We want to be a more open and more transparent organisation.

Agustín Carstens

Bitcoin emerged some 10 years ago. Why did it take so long for the BIS to comment on cryptocurrencies?

For a long time it wasn't a significant topic. Cryptocurrencies were more an oddity that aroused the curiosity of only a handful of people. Interest in them was minimal. But as more and more people got interested and the first major price fluctuations occurred, the potential for harm increased. Added to this were misinterpretations about the nature of cryptocurrencies - misjudgments that can lead to wrong decisions being taken. So we felt the need to come out very strongly to put the phenomenon into proper perspective.

Don't you think it's a positive side effect that Bitcoin has got many young people thinking about money, money creation and the financial system?

Glance back into the past and you will see that creating gold or money from nothing has been a regular obsession. It never worked. Even the great physicist Isaac Newton was at one point in his life obsessed by alchemy and the idea of making gold. He was very successful in a number of fields, but in this one he failed. Newton ended up as head of the British Mint. Why? Because he could detect at once if a coin was counterfeit. After he failed in his attempt to make gold, he switched sides and sent counterfeiters to prison. So my message to young people would be: Stop trying to create money!

What's the main thrust of your argument?

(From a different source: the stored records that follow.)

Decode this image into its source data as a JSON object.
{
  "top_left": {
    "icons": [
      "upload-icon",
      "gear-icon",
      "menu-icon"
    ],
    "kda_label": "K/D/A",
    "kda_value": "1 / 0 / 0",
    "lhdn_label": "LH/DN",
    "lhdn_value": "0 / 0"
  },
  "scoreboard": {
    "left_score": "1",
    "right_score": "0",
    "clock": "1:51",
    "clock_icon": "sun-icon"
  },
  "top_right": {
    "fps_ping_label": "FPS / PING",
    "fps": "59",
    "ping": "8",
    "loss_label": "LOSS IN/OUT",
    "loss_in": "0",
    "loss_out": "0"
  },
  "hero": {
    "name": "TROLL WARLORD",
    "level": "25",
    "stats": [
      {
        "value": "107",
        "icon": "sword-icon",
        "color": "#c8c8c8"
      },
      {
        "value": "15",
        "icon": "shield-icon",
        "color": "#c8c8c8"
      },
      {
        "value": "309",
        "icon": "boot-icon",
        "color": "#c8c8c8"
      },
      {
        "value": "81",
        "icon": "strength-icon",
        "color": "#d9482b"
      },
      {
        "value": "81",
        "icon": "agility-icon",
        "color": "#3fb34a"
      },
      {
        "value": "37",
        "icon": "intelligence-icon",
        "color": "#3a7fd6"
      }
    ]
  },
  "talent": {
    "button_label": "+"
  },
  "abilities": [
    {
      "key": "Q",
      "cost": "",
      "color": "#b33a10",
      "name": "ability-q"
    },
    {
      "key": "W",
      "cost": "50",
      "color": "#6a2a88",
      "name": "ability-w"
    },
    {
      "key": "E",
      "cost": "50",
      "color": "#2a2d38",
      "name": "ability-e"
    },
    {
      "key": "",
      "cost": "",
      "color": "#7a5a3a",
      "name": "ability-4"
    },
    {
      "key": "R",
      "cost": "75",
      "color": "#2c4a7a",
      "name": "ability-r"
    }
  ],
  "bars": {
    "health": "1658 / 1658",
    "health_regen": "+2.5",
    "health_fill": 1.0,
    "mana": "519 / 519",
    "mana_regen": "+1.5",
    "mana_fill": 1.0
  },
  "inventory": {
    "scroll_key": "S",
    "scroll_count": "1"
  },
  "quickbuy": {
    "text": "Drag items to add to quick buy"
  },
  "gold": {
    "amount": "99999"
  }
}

Central banks are trusted, and that trust is something they have built up over decades and for which there is no substitute right now. Trust is a valuable commodity. It is easily destroyed, but winning it takes time. Money has become established. Young people should use their many talents and skills for innovation, not reinventing money. It's a fallacy to think money can be created from nothing.

A well respected book about the BIS made reference to the "secret bank that rules the world". How secret is your bank in actual fact?

Well, here you are sitting inside it, so - so much for secrecy! But seriously- We have made it our goal to present a more diverse and more human picture of the BIS - among other things, in our Annual Report and through our internet presence. We want to become more approachable. Much of what we do here is public. The bulk of our research, for instance, is public. Obviously, there are some activities, also discussions, which by their nature are subject to confidentiality. But I can assure you that such business is less exciting than some people imagine - and as for ruling the world: hardly! In two years' time, we'll be celebrating the 90th anniversary of the Bank's founding. We want to use the occasion to better explain what we do here and how important our activities are.

Is there a reason for opening up like this?

Central banks have in general become more transparent. We should reflect that trend and in turn become a more open and more transparent organisation.

What are your priorities during your five-year term?

First and foremost, I want to preserve the BIS in Basel as the premier venue for central bankers and the leading representatives of financial authorities from across the globe to meet regularly to exchange views. This cooperation and collaboration is necessary in a globalised world. We are closely connected and mutually dependent. A central bank governor can't fulfil their mandate by concentrating exclusively on their own country. We provide the platform for the cooperation that is needed, and this platform is extremely useful for everyone.

Do you have any new projects in the pipeline?

In the coming years, we want to become a kind of centre of knowledge for the use of new technologies and their impact on financial markets and the global financial system - which means that we have to adjust our activities and the focus of the BIS so that it responds to the times.